What is Coronary Heart Disease? The most common heart disease is coronary heart disease. This disease occurs when the supply of oxygen-rich blood to the heart muscle is inhibited by the plaque in the coronary arteries.
In the artery walls can occur ateroskelosis conditions, namely the accumulation of cholesterol and other substances that increase so narrow the space arteries. This pile is called plaque. Indeed plaque has been lodged in the artery wall since someone was young. The higher the age of a person, the more accumulate plaque in the same location.
The plaque itself secretes a chemical that keeps the inner walls of the vessels sticky. At the same time, blood contains inflammatory cells, lipoproteins, and calcium. These substances will then stick to the walls of blood vessels that make the pile of plaque more and more.
The larger the plaque, the narrower the coronary arteries are so that the oxygen-rich blood supply to the heart is getting thinner. The plaque can also rupture and then clog the bulk up to the entire bloodstream in the arteries. If this blood flow constriction occurs in the coronary arteries, then there can be a heart attack.
In fact, these blood vessels or arteries that constrict this usually make new blood vessels around the narrowed arteries. Unfortunately, new blood vessels may not be able to carry oxygen-rich blood as long as the old blood vessels.
Things That Increase The Chance Of Coronary Heart Disease
The following may increase a person’s risk of atherosclerosis.
Smoking cigarettes are the most important risk for increased risk of coronary heart disease. The content of nicotine and carbon monoxide in cigarette smoke makes the heart work faster than usual. Both substances also increase the risk of blood clots in the arteries.

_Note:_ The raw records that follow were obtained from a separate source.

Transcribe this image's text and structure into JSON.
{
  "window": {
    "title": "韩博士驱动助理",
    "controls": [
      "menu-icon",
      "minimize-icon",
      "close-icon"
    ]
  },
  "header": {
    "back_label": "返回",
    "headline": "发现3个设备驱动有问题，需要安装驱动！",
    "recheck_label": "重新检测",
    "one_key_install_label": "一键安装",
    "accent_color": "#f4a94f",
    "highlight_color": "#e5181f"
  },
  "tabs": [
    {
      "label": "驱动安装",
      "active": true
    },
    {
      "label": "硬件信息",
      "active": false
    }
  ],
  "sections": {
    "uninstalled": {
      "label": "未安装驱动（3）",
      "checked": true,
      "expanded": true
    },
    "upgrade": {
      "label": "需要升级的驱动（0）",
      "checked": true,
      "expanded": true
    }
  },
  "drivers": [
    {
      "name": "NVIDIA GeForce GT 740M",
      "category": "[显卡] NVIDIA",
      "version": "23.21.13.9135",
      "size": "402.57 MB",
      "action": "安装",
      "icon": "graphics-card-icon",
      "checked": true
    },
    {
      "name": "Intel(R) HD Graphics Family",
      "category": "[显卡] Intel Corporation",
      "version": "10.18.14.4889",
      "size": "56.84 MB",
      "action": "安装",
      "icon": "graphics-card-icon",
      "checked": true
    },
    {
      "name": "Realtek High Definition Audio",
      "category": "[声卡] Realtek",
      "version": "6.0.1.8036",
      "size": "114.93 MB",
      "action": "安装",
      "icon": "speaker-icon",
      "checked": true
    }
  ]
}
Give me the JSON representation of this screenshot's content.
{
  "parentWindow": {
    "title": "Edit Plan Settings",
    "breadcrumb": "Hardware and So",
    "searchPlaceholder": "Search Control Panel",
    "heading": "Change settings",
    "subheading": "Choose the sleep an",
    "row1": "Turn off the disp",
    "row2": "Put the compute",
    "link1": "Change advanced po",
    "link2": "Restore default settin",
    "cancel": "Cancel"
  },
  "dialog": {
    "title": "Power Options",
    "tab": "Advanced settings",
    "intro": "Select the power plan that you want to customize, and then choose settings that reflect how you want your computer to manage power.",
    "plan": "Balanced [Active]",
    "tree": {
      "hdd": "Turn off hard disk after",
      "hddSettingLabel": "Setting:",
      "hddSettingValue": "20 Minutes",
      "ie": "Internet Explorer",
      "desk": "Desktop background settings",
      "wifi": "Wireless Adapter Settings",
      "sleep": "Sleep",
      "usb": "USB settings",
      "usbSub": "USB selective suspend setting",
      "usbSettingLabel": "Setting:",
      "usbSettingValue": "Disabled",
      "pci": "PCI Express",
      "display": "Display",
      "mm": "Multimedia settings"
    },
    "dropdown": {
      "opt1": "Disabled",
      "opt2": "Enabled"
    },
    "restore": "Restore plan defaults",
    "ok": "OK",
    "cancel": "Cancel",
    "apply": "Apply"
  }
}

Unfortunately, other chemicals in cigarettes can also damage the coronary artery layer so increasing the risk of coronary heart disease. Smokers are predicted to have a 24% greater risk of coronary heart disease than nonsmokers.
Cholesterol that flows too much into the blood can cause coronary heart disease. The type of cholesterol that makes the risk of coronary hearts getting bigger is the low-density lipoprotein (LDL) commonly referred to as ‘bad’ cholesterol. Because cholesterol is what has a tendency to stick and hoard in the coronary arteries.
Diabetics are also predicted to have twice the risk of coronary heart disease. This is because diabetics may have a thicker layer of blood vessels than healthy people. Excess thickness in the coronary arteries can lead to an insufficient flow of blood.
The occurrence of blood clots
Blood clots or thrombosis that occur in the coronary arteries will block the blood supply to the heart. Blood clots in the coronary arteries usually occur in the same location as atherosclerosis. Because blood clots block the blood supply to oxygen, it in itself increases the risk of coronary heart disease for those who experience it.
High blood pressure
Blood pressure is too high can also enlarge a person suffering from coronary heart disease. A person is categorized as having high blood pressure if it has systolic pressure in the range of 140mmHg or more, or a diastolic pressure of about 90mmHg or more.
Systolic pressure alone is defined as a measure of blood pressure when the heart contracts or pumps blood out. Meanwhile, diastolic pressure is the blood pressure when the heart is relaxed and filling the blood.
To minimize the risk of coronary heart disease, one should be willing to do regular exercise, healthy diet, and quit smoking. Some things like losing weight, lowering blood pressure, and coping with stress can also help prevent the occurrence of coronary heart disease.